Your mind might turn to science fiction when you hear the term “digital twin,” or maybe to online scammers digitally cloning your credit cards and all your other personally identifiable information.
The reality is a little more mundane—but if you’re in the automotive world, quite a bit more profound. Digital twin technology is one of the most significant disruptors of global manufacturing seen this century, and the automobile industry is embracing it in a big way. Roughly three-quarters of auto manufacturers are using digital twins as part of their vehicle development process, evolving not only how they design and develop new cars but also the way they monitor them, fix them, and even build them.
But what are digital twins? How are they created? And where do they live? Let’s dig into the details.
What Is Digital Twin Technology?
At its core, a digital twin is a virtual representation of a physical object, a simulated clone living in the memory or storage of a computer. Digital twins can be simple or complicated, abstract or detailed, but here, we’re going to focus on digital twins of the more detailed variety.
Let’s start with something simple, like a tire. A tire’s digital twin would start with a 3D model representing its shape, including its exact dimensions. But that’s just the beginning. That representation would also contain its weight and details about its tread compound.
If we’re talking about an advanced digital twin, that virtual tire would even contain enough information for a manufacturer to load it into a simulator and drive on it, calculating things like load ratings and flex at different inflation pressures and under vehicle loads.
Other components, like suspension links or chassis subframes, can likewise be represented and even virtually assembled.
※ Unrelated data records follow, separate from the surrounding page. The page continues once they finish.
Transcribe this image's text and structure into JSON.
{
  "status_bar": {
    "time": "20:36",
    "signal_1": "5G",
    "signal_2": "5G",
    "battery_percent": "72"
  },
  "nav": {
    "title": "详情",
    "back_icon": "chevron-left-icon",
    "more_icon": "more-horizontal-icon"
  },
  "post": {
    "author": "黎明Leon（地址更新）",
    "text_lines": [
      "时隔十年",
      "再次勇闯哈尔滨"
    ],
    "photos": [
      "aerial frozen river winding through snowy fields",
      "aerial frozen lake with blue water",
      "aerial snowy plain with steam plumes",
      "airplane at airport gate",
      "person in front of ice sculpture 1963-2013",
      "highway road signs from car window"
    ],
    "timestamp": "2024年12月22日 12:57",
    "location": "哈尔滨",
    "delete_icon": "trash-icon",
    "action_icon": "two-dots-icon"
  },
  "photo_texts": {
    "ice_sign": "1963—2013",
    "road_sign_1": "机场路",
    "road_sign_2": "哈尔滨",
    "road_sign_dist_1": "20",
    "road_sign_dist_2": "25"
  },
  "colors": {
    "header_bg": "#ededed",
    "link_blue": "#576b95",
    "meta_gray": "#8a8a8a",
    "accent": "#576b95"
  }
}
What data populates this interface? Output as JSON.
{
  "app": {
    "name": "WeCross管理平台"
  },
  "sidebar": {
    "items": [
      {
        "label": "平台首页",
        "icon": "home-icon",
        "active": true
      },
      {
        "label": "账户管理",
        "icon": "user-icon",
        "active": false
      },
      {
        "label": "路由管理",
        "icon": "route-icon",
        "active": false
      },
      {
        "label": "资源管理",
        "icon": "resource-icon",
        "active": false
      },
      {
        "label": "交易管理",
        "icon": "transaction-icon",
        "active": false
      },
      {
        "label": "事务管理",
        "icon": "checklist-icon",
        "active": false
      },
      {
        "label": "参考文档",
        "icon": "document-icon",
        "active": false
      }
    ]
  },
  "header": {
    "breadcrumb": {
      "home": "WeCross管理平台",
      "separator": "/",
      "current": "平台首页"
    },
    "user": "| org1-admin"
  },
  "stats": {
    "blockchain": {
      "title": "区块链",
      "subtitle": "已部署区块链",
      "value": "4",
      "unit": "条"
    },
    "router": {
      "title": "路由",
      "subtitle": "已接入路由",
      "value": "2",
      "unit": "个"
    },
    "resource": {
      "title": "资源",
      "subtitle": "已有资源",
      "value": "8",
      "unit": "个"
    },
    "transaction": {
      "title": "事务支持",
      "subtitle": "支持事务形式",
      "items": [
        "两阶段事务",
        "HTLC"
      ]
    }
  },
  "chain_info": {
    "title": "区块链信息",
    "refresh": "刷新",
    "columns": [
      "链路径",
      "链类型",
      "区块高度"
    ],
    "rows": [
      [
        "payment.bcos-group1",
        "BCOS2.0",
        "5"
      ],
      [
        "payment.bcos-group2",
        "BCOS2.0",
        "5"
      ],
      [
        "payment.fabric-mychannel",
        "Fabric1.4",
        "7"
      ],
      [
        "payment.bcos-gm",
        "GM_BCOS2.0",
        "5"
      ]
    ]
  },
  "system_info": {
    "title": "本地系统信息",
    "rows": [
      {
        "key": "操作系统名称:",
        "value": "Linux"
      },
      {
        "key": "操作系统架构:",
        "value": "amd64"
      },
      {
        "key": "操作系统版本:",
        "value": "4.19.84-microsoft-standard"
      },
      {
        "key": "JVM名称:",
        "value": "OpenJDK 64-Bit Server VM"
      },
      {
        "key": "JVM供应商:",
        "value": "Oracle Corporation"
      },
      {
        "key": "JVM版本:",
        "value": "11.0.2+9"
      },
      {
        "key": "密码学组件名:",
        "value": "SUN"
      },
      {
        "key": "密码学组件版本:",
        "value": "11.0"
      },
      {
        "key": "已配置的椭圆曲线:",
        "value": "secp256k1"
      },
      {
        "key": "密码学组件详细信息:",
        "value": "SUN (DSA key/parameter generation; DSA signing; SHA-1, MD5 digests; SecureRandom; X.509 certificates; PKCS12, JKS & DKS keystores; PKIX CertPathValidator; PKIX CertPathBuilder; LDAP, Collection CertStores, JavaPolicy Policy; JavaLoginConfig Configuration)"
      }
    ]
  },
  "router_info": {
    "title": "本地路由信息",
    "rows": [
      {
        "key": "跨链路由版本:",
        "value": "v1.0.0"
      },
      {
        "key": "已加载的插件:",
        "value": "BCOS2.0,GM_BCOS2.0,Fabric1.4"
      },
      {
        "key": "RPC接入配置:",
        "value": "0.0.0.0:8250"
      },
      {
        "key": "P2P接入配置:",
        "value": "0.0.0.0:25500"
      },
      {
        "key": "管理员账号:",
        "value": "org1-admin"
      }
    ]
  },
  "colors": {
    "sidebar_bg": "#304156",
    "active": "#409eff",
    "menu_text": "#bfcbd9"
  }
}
Combine enough digital twins together, and you create a digital twin of a complete car, a virtual doppelganger for the real thing that is not only exact down to a fraction of a millimeter but also full of enough information to enable everything from software development to crash testing in a virtual world.
The Benefit Of Digital Twin Technology Is In The Sharing
We know what you’re probably thinking: Driving simulators and virtual crash testing have been around for decades. So how is this new? A big part of this technology is the ability to create a digital representation of an object or a system once then reuse it in multiple places.